Pictured here are members of the Henrys Fork Wildlife Alliance: Brian Brooks, executive director, Idaho Wildlife Federation (3rd from right) with organizing committee members (from left) Tim Reynolds, Mary Van Fleet, Jean Bjerke, Bonnie Altshuld, Ann Schenk.
(Originally published in the Standard Journal on June 20, 2019)
ISLAND PARK, Idaho — The recently formed “Henry’s Fork Wildlife Alliance” recently formed to strengthen and grow the wildlife population in the Upper Henry’s Fork Watershed.
“The new group, aims to educate and advocate on issues that impact wildlife in the Upper Henrys Fork Watershed,” said the group in a press release.
According to the press release, the Alliance is associated with the Idaho Wildlife Federation. The federation is the oldest and largest Idaho sportsmen group that’s been dedicated to the conservation of natural resources and wildlife, it said.
“This watershed is a critical part of the Greater Yellowstone Ecosystem and lies within one of the last intact mountain ecosystems left on earth. We live here and are stewards of a special treasure,” said organizing committee member Jean Bjerke, a longtime homeowner in Island Park. “Residents of Island Park live here for the quality of life, and wildlife is the cornerstone of our lifestyle. We need to have conversations about how we can live with wildlife, keep them healthy. We need to have scientific data and facts guiding those conversations and policies.”
Bjerke says that HWFA is the sole organization in the region to work toward promoting a healthy wildlife population in the community.
HWFA founding member Tim Reynolds reported being disappointed in the division created among Fremont County residents during the recent wildlife overpass controversy last year. Reynolds hopes that through HWFA, residents will become unified through their mutual love of the region’s wildlife.
“People in Island Park value wildlife,” Reynolds said. “We live with wildlife and want to do everything possible to maintain robust wildlife populations.”
Fourth-generation Idahoan and Island Park resident JoAnn Shults reports that her family moved to the region because their love of wildlife.
“We should protect what we love,” she said.
The group announced its formation during the Wildlife Passage Appreciation Dinner held at Harriman State Park recently.
“Wildlife issues may be the last nonpartisan issues left in our country,” says Brian Brooks, executive director of the Idaho Wildlife Federation. “There is no such thing as a republican elk or a democrat mule deer. All they need is food, habitat, and the ability to get from point A to point B. Partisanship and misinformation keep us from having substantive conversations and good policy. Bringing folks together to inform decisions that keep Island Park and the Upper Henrys Fork a great place to live, visit, and hunt is critical now. HFWA will be a uniting organization with this in mind.”
The group’s mission is to educate and advocate to protect and conserve the native wildlife and its enjoyment by the public in the Upper Henrys Fork Watershed, said the press release.
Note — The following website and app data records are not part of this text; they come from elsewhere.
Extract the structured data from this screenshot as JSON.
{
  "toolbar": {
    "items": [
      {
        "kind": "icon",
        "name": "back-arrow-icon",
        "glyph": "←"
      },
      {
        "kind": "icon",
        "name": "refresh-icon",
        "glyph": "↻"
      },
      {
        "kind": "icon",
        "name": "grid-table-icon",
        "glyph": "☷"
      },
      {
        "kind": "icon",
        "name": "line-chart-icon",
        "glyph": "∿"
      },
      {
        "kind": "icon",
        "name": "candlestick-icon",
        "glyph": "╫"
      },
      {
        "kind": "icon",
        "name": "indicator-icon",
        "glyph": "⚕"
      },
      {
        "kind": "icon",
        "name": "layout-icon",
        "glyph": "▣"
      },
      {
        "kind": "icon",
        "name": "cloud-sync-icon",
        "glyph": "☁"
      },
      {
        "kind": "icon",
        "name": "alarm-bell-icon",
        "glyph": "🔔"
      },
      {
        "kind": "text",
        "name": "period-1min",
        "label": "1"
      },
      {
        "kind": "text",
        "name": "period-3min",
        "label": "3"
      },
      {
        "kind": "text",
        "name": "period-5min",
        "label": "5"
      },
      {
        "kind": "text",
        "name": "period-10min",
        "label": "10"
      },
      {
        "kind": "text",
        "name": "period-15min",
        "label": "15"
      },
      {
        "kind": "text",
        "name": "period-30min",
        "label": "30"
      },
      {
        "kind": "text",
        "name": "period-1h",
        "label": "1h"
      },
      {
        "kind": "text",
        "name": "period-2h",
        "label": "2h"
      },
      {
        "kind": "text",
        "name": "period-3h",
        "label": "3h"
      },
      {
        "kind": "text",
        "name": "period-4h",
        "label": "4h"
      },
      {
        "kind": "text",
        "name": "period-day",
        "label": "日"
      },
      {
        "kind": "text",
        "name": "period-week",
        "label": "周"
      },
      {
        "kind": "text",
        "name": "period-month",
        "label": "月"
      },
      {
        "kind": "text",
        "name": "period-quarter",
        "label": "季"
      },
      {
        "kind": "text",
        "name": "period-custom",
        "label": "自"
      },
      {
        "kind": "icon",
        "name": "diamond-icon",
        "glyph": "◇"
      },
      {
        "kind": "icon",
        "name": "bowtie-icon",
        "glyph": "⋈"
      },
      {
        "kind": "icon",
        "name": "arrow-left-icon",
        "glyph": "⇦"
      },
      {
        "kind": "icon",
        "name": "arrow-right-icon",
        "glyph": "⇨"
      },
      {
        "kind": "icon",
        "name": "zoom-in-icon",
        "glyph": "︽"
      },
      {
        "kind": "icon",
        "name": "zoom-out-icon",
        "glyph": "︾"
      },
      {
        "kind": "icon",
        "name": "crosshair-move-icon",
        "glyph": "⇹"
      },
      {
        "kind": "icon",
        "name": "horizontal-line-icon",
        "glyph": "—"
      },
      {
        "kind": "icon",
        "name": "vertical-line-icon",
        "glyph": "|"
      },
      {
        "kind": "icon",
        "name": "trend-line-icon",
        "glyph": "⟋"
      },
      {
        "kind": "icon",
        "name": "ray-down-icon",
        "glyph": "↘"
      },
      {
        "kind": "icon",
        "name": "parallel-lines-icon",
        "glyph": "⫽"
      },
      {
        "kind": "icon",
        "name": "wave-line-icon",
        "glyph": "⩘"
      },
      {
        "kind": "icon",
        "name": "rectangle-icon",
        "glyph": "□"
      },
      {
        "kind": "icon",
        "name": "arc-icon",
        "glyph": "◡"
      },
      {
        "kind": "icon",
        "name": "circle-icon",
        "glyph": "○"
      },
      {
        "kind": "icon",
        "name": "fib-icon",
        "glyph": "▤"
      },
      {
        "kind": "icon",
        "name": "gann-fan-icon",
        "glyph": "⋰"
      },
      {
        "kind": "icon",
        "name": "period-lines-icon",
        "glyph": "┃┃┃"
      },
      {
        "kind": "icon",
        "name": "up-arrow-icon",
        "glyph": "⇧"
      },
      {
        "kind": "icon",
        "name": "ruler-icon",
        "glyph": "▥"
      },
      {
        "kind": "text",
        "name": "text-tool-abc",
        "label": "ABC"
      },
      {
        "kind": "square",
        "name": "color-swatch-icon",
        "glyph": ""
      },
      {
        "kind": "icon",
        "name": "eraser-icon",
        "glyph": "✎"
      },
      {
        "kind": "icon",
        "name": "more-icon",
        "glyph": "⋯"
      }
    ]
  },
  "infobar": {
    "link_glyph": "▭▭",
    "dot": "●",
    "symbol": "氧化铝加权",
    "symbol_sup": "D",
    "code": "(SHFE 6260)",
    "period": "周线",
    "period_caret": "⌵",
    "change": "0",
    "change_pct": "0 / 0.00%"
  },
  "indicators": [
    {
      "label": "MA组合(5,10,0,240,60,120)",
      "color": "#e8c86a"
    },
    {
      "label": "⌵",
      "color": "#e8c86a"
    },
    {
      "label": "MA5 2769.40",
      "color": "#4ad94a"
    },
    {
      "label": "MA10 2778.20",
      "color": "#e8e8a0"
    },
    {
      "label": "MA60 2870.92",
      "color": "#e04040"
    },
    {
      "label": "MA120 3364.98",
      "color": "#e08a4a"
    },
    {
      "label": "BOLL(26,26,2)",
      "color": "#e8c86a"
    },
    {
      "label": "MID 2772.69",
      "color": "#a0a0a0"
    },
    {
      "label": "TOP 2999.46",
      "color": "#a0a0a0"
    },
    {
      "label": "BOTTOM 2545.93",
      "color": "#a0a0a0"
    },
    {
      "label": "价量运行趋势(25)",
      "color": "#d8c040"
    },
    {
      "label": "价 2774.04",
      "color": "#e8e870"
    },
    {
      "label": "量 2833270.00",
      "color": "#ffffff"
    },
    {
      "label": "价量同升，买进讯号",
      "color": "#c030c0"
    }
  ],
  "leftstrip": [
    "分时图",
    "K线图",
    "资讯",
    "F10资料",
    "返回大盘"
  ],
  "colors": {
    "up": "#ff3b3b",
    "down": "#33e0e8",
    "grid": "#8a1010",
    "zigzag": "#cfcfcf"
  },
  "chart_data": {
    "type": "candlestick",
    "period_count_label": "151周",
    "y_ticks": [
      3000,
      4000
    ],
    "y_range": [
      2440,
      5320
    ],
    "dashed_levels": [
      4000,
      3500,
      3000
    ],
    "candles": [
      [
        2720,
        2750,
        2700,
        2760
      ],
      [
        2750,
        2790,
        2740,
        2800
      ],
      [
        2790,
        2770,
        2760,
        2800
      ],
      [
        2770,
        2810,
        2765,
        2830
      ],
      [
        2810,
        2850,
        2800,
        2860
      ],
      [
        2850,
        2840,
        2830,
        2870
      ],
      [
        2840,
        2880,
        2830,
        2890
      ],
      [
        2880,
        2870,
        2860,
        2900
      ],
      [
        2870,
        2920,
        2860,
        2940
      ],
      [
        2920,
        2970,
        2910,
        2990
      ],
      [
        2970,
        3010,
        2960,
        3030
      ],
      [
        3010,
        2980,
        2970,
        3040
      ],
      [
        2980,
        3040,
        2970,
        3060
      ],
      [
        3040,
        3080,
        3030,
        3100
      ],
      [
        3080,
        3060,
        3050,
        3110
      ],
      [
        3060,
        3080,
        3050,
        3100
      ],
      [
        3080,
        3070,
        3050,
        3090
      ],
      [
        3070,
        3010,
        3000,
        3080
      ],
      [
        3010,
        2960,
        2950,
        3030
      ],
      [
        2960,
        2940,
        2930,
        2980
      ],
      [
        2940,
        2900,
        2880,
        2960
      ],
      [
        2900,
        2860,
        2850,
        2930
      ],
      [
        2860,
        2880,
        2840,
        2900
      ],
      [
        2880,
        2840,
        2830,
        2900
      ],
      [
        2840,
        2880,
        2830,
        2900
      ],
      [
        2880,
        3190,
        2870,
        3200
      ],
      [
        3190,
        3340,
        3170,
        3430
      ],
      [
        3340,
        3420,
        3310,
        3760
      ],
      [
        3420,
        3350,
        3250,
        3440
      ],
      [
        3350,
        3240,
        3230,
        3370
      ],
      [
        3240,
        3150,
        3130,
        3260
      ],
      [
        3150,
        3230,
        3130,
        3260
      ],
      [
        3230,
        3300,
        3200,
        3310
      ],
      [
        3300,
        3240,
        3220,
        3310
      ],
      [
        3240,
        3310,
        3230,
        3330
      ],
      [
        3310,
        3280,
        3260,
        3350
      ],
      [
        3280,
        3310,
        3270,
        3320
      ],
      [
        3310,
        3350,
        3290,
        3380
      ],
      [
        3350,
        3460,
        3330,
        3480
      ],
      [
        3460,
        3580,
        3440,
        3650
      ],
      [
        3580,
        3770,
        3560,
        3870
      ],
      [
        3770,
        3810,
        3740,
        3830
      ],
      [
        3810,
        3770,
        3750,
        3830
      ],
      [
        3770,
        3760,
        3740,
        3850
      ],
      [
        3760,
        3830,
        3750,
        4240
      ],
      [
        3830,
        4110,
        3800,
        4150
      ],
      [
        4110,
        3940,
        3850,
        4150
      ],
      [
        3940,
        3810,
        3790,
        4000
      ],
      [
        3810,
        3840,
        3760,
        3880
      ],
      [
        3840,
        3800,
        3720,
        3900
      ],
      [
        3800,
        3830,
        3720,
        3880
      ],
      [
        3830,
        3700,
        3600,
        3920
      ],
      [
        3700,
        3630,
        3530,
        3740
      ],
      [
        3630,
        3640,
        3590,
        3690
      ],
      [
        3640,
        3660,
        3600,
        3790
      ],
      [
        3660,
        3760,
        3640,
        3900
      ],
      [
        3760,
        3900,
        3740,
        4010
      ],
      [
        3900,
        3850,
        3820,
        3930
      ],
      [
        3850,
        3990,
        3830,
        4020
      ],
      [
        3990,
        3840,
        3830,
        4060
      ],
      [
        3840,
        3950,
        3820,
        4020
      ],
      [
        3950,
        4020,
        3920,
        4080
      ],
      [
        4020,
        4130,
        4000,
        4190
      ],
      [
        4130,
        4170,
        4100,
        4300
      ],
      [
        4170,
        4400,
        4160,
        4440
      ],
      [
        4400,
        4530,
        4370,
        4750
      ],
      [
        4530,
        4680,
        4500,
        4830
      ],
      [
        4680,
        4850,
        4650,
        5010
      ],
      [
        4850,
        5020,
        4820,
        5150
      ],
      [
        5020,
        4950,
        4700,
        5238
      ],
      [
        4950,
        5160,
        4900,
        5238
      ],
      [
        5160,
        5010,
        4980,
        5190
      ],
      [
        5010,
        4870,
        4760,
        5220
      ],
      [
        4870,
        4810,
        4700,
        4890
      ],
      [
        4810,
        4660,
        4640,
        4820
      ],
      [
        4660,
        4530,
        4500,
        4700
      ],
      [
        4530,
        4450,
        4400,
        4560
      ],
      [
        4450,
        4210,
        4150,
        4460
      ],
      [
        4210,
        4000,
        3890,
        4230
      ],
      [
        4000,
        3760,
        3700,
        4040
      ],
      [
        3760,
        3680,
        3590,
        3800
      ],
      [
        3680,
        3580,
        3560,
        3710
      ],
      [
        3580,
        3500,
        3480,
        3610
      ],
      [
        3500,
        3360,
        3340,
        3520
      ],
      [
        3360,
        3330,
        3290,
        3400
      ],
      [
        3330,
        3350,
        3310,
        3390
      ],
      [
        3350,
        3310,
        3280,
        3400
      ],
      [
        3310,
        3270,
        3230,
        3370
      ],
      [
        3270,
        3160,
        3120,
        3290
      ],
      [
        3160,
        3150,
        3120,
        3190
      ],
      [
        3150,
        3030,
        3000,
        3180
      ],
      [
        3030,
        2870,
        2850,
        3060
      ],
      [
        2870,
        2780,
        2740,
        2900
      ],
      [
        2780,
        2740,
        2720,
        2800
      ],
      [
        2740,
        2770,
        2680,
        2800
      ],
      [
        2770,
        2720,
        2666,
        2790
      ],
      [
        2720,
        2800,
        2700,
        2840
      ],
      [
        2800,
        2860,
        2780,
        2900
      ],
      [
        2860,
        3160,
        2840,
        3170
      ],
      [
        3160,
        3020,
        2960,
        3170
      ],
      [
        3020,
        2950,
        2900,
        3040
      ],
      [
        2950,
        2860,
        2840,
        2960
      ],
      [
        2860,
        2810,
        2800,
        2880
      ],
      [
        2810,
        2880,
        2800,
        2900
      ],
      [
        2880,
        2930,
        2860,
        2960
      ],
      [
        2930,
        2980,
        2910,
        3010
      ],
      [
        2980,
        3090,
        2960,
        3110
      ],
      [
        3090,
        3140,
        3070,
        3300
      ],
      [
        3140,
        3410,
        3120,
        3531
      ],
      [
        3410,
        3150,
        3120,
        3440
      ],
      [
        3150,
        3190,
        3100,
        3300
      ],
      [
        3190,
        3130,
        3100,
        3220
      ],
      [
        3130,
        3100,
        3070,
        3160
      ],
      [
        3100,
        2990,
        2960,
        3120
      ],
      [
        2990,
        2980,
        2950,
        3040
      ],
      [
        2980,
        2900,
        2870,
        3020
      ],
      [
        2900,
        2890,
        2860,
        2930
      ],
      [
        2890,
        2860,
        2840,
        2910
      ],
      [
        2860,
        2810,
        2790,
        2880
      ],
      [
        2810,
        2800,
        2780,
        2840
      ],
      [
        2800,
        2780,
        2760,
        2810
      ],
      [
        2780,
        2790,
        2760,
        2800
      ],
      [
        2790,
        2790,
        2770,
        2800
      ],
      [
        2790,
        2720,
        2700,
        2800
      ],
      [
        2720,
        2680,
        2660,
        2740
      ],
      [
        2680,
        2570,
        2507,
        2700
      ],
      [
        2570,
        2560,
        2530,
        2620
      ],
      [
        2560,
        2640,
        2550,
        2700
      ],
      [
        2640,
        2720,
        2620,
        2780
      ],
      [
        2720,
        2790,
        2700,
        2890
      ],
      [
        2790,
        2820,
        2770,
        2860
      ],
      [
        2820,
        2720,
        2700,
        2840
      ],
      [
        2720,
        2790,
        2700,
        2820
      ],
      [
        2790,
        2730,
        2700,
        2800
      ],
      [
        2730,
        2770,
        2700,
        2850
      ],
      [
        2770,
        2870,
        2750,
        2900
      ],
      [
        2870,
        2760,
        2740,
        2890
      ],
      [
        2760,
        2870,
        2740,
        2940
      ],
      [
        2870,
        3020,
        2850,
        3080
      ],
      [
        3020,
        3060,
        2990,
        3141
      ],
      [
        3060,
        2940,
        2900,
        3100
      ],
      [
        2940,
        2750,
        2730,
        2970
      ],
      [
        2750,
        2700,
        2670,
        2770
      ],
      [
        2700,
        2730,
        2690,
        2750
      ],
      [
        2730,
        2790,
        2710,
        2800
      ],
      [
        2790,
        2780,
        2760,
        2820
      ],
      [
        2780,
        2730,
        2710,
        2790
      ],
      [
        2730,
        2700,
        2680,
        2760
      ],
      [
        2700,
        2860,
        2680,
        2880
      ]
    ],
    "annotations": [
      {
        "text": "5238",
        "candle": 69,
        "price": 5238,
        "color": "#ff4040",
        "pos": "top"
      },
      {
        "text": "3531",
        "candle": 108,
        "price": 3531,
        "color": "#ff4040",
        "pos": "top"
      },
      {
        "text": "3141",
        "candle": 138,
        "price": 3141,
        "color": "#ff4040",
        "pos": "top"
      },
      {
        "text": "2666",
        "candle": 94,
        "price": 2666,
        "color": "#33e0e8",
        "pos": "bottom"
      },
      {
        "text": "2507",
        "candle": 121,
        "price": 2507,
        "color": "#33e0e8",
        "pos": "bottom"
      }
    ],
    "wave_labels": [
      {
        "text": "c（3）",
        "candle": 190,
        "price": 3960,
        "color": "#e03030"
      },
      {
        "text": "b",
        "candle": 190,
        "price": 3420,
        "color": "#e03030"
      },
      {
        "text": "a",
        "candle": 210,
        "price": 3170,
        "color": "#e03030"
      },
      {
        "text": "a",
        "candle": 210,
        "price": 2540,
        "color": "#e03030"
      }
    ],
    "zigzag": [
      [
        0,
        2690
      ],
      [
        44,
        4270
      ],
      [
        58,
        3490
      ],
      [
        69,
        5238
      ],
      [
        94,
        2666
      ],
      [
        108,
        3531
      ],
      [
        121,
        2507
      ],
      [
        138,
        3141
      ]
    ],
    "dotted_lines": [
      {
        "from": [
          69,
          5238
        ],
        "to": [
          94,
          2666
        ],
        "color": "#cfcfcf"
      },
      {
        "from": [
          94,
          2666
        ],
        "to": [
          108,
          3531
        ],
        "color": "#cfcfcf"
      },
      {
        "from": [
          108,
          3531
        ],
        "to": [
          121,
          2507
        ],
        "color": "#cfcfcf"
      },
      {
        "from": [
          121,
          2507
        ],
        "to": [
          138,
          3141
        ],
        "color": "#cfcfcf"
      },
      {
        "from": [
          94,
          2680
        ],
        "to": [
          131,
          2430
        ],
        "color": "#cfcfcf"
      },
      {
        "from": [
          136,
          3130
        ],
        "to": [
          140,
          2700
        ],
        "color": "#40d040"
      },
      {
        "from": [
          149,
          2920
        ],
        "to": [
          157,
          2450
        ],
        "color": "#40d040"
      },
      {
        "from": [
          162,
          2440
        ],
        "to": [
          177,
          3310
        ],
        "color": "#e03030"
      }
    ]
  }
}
“Its vision is that the iconic wildlife of the Upper Henrys Fork Watershed will thrive in connected and sustainable habitats because citizens treasure diverse and healthy wildlife populations and understand what is required for their continued success,” it said.
For more information on the group visit henrysforkwildlifealliance.org.